→ **EXERCISE GOAL**
All entries below are to be written out again exactly, but no picture is to be copied.

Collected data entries
________________________

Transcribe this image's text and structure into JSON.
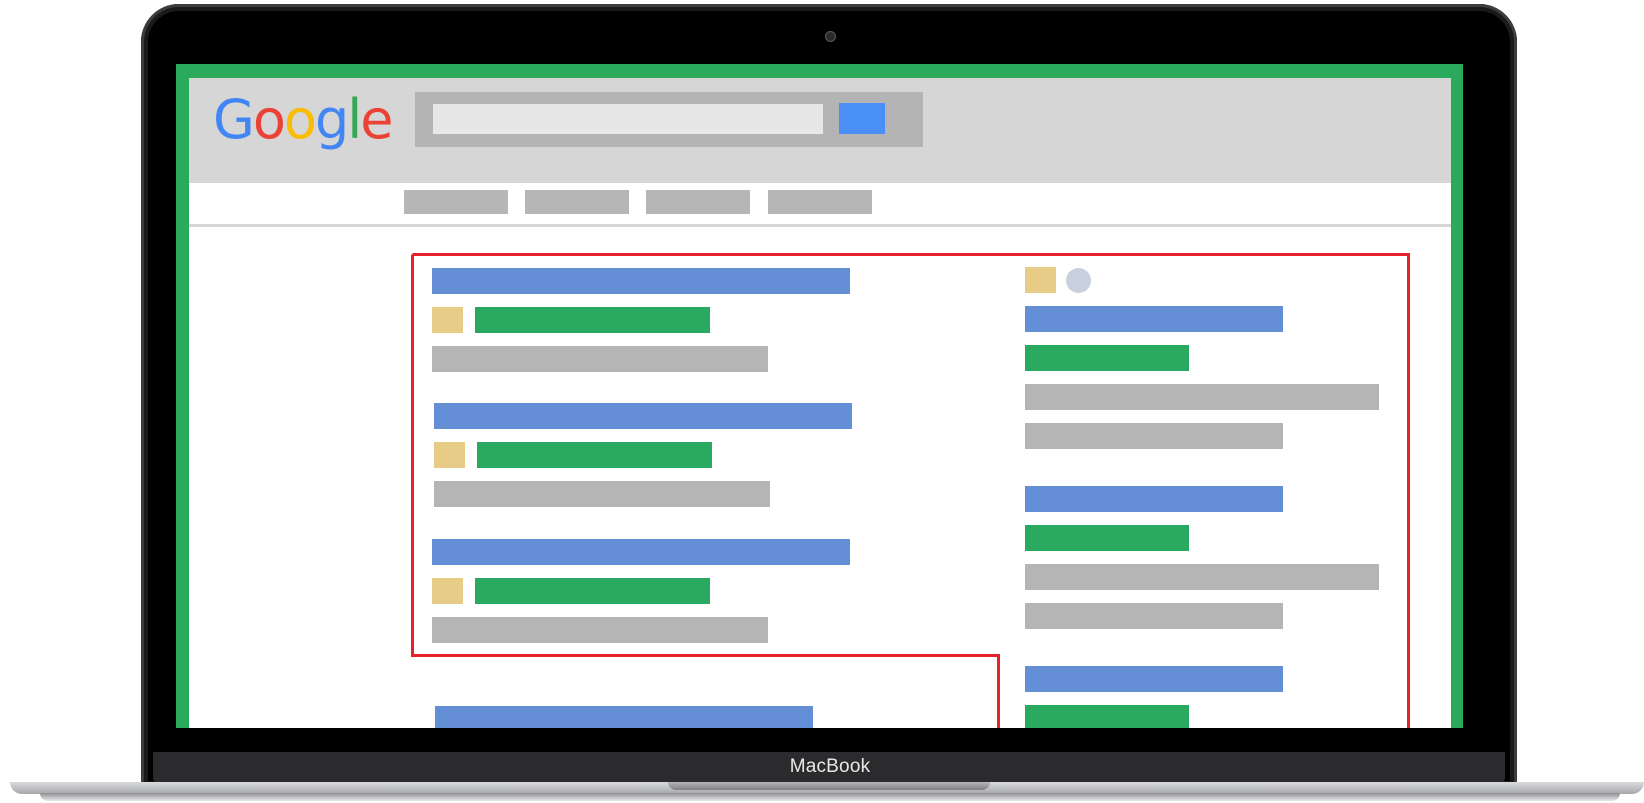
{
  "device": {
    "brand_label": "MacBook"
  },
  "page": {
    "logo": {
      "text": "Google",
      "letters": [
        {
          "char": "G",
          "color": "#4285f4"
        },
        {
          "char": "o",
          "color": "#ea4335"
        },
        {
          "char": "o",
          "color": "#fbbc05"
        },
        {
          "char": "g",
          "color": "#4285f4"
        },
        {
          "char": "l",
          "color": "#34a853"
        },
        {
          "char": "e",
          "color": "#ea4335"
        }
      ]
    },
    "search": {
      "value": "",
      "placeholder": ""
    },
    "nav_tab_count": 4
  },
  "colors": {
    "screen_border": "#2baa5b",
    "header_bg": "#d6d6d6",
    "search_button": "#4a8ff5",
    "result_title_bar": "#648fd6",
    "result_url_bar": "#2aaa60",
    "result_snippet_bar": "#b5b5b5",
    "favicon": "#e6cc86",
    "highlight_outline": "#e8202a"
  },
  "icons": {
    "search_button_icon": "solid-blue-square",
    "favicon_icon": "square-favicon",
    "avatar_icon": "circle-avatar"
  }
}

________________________

→ **TASK RESPONSE**
Transcribe this image's text and structure into JSON.
{
  "device": {
    "brand_label": "MacBook"
  },
  "page": {
    "logo": {
      "text": "Google",
      "letters": [
        {
          "char": "G",
          "color": "#4285f4"
        },
        {
          "char": "o",
          "color": "#ea4335"
        },
        {
          "char": "o",
          "color": "#fbbc05"
        },
        {
          "char": "g",
          "color": "#4285f4"
        },
        {
          "char": "l",
          "color": "#34a853"
        },
        {
          "char": "e",
          "color": "#ea4335"
        }
      ]
    },
    "search": {
      "value": "",
      "placeholder": ""
    },
    "nav_tab_count": 4
  },
  "colors": {
    "screen_border": "#2baa5b",
    "header_bg": "#d6d6d6",
    "search_button": "#4a8ff5",
    "result_title_bar": "#648fd6",
    "result_url_bar": "#2aaa60",
    "result_snippet_bar": "#b5b5b5",
    "favicon": "#e6cc86",
    "highlight_outline": "#e8202a"
  },
  "icons": {
    "search_button_icon": "solid-blue-square",
    "favicon_icon": "square-favicon",
    "avatar_icon": "circle-avatar"
  }
}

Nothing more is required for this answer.